▸ Task:
State how many lines of the records include the word "label"; the reply is that number alone.

▸ Data under study:
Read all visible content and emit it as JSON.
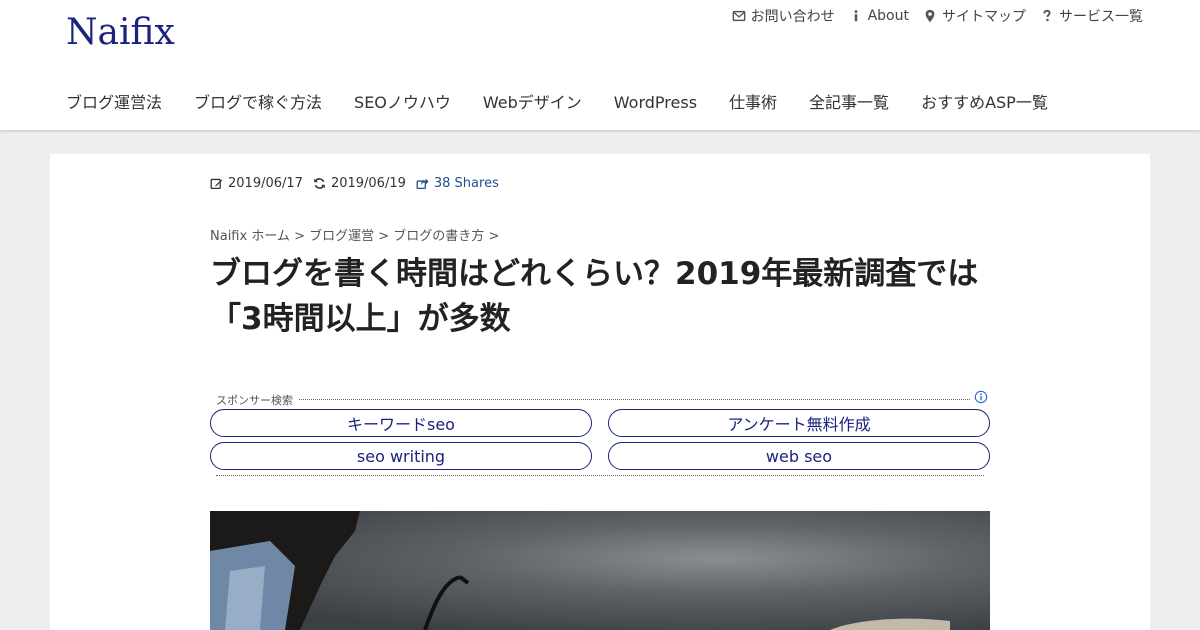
{
  "site": {
    "logo": "Naifix"
  },
  "topnav": [
    {
      "icon": "envelope-icon",
      "label": "お問い合わせ"
    },
    {
      "icon": "info-icon",
      "label": "About"
    },
    {
      "icon": "map-marker-icon",
      "label": "サイトマップ"
    },
    {
      "icon": "question-icon",
      "label": "サービス一覧"
    }
  ],
  "mainnav": [
    "ブログ運営法",
    "ブログで稼ぐ方法",
    "SEOノウハウ",
    "Webデザイン",
    "WordPress",
    "仕事術",
    "全記事一覧",
    "おすすめASP一覧"
  ],
  "article": {
    "published": "2019/06/17",
    "updated": "2019/06/19",
    "shares": "38 Shares",
    "breadcrumb": [
      "Naifix ホーム",
      "ブログ運営",
      "ブログの書き方"
    ],
    "title": "ブログを書く時間はどれくらい？2019年最新調査では「3時間以上」が多数"
  },
  "ads": {
    "label": "スポンサー検索",
    "items": [
      "キーワードseo",
      "アンケート無料作成",
      "seo writing",
      "web seo"
    ]
  },
  "colors": {
    "brand": "#1a237e",
    "link": "#1e4f91"
  }
}
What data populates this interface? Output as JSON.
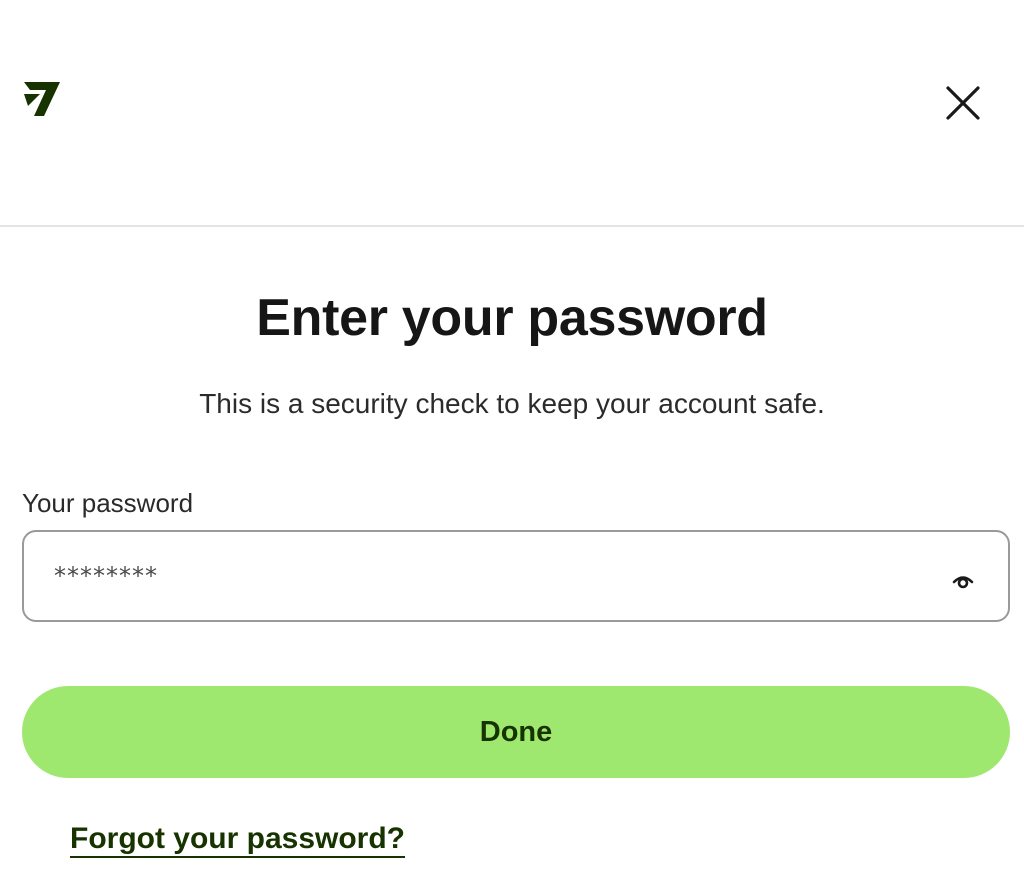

▸ Completed task:
5